Page and application data records
::::::::::
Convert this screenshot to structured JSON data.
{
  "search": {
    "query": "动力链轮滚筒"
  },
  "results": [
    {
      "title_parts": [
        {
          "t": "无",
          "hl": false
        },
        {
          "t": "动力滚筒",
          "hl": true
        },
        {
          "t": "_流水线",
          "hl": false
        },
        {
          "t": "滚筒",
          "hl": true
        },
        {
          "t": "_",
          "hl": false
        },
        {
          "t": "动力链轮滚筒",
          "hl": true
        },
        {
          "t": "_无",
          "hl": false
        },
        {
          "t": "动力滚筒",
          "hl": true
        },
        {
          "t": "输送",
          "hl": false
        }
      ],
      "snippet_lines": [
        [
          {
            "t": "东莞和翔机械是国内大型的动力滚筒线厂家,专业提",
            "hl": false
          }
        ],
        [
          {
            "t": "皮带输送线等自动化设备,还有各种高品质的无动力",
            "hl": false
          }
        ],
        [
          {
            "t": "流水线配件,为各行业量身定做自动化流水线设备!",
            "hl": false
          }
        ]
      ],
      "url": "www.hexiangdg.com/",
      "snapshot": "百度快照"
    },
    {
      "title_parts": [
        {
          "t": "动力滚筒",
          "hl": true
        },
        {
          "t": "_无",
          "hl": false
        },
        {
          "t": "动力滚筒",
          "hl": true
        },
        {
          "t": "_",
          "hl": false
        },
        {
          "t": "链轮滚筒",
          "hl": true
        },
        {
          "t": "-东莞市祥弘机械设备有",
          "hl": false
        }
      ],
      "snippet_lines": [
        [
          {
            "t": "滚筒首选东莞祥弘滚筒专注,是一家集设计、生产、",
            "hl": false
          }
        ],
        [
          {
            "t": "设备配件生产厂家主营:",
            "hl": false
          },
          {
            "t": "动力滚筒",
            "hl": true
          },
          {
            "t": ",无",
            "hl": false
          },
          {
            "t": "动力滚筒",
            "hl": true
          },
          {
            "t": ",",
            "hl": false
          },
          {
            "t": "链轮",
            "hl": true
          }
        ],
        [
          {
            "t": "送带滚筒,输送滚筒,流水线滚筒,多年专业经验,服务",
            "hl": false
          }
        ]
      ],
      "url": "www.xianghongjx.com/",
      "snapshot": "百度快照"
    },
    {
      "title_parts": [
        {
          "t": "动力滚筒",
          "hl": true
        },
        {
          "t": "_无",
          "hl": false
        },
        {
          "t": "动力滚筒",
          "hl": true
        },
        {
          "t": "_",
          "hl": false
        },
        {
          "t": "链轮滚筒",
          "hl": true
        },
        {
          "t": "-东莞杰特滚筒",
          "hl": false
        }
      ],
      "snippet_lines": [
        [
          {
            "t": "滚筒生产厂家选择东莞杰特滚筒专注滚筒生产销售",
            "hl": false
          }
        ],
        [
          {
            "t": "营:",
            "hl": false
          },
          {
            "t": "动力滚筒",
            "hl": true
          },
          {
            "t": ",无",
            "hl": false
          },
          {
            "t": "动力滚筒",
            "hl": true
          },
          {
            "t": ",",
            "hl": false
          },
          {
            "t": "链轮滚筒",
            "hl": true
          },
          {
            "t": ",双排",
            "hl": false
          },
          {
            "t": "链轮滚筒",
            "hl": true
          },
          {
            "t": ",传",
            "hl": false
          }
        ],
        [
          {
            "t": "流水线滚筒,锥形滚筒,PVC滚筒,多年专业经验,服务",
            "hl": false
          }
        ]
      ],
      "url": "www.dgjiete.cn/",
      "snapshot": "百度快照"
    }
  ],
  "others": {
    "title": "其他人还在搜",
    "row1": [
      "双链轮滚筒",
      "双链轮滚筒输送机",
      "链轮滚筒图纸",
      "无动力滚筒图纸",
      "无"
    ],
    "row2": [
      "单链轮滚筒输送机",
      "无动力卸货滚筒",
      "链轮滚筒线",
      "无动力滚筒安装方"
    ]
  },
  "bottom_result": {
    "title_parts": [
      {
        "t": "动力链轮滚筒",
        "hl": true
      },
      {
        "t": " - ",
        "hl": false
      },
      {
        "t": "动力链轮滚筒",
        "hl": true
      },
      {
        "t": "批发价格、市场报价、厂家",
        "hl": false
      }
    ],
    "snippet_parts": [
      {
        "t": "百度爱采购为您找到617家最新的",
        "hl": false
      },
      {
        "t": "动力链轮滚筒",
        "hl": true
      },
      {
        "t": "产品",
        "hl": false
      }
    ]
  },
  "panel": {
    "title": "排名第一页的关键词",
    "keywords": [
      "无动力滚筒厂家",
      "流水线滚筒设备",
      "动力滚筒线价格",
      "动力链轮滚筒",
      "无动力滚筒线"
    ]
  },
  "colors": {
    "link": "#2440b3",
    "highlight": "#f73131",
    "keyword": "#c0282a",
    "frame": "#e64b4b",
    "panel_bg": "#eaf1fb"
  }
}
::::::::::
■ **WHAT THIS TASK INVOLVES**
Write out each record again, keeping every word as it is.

■ **RESPONSE TO THIS TASK**
Convert this screenshot to structured JSON data.
{
  "search": {
    "query": "动力链轮滚筒"
  },
  "results": [
    {
      "title_parts": [
        {
          "t": "无",
          "hl": false
        },
        {
          "t": "动力滚筒",
          "hl": true
        },
        {
          "t": "_流水线",
          "hl": false
        },
        {
          "t": "滚筒",
          "hl": true
        },
        {
          "t": "_",
          "hl": false
        },
        {
          "t": "动力链轮滚筒",
          "hl": true
        },
        {
          "t": "_无",
          "hl": false
        },
        {
          "t": "动力滚筒",
          "hl": true
        },
        {
          "t": "输送",
          "hl": false
        }
      ],
      "snippet_lines": [
        [
          {
            "t": "东莞和翔机械是国内大型的动力滚筒线厂家,专业提",
            "hl": false
          }
        ],
        [
          {
            "t": "皮带输送线等自动化设备,还有各种高品质的无动力",
            "hl": false
          }
        ],
        [
          {
            "t": "流水线配件,为各行业量身定做自动化流水线设备!",
            "hl": false
          }
        ]
      ],
      "url": "www.hexiangdg.com/",
      "snapshot": "百度快照"
    },
    {
      "title_parts": [
        {
          "t": "动力滚筒",
          "hl": true
        },
        {
          "t": "_无",
          "hl": false
        },
        {
          "t": "动力滚筒",
          "hl": true
        },
        {
          "t": "_",
          "hl": false
        },
        {
          "t": "链轮滚筒",
          "hl": true
        },
        {
          "t": "-东莞市祥弘机械设备有",
          "hl": false
        }
      ],
      "snippet_lines": [
        [
          {
            "t": "滚筒首选东莞祥弘滚筒专注,是一家集设计、生产、",
            "hl": false
          }
        ],
        [
          {
            "t": "设备配件生产厂家主营:",
            "hl": false
          },
          {
            "t": "动力滚筒",
            "hl": true
          },
          {
            "t": ",无",
            "hl": false
          },
          {
            "t": "动力滚筒",
            "hl": true
          },
          {
            "t": ",",
            "hl": false
          },
          {
            "t": "链轮",
            "hl": true
          }
        ],
        [
          {
            "t": "送带滚筒,输送滚筒,流水线滚筒,多年专业经验,服务",
            "hl": false
          }
        ]
      ],
      "url": "www.xianghongjx.com/",
      "snapshot": "百度快照"
    },
    {
      "title_parts": [
        {
          "t": "动力滚筒",
          "hl": true
        },
        {
          "t": "_无",
          "hl": false
        },
        {
          "t": "动力滚筒",
          "hl": true
        },
        {
          "t": "_",
          "hl": false
        },
        {
          "t": "链轮滚筒",
          "hl": true
        },
        {
          "t": "-东莞杰特滚筒",
          "hl": false
        }
      ],
      "snippet_lines": [
        [
          {
            "t": "滚筒生产厂家选择东莞杰特滚筒专注滚筒生产销售",
            "hl": false
          }
        ],
        [
          {
            "t": "营:",
            "hl": false
          },
          {
            "t": "动力滚筒",
            "hl": true
          },
          {
            "t": ",无",
            "hl": false
          },
          {
            "t": "动力滚筒",
            "hl": true
          },
          {
            "t": ",",
            "hl": false
          },
          {
            "t": "链轮滚筒",
            "hl": true
          },
          {
            "t": ",双排",
            "hl": false
          },
          {
            "t": "链轮滚筒",
            "hl": true
          },
          {
            "t": ",传",
            "hl": false
          }
        ],
        [
          {
            "t": "流水线滚筒,锥形滚筒,PVC滚筒,多年专业经验,服务",
            "hl": false
          }
        ]
      ],
      "url": "www.dgjiete.cn/",
      "snapshot": "百度快照"
    }
  ],
  "others": {
    "title": "其他人还在搜",
    "row1": [
      "双链轮滚筒",
      "双链轮滚筒输送机",
      "链轮滚筒图纸",
      "无动力滚筒图纸",
      "无"
    ],
    "row2": [
      "单链轮滚筒输送机",
      "无动力卸货滚筒",
      "链轮滚筒线",
      "无动力滚筒安装方"
    ]
  },
  "bottom_result": {
    "title_parts": [
      {
        "t": "动力链轮滚筒",
        "hl": true
      },
      {
        "t": " - ",
        "hl": false
      },
      {
        "t": "动力链轮滚筒",
        "hl": true
      },
      {
        "t": "批发价格、市场报价、厂家",
        "hl": false
      }
    ],
    "snippet_parts": [
      {
        "t": "百度爱采购为您找到617家最新的",
        "hl": false
      },
      {
        "t": "动力链轮滚筒",
        "hl": true
      },
      {
        "t": "产品",
        "hl": false
      }
    ]
  },
  "panel": {
    "title": "排名第一页的关键词",
    "keywords": [
      "无动力滚筒厂家",
      "流水线滚筒设备",
      "动力滚筒线价格",
      "动力链轮滚筒",
      "无动力滚筒线"
    ]
  },
  "colors": {
    "link": "#2440b3",
    "highlight": "#f73131",
    "keyword": "#c0282a",
    "frame": "#e64b4b",
    "panel_bg": "#eaf1fb"
  }
}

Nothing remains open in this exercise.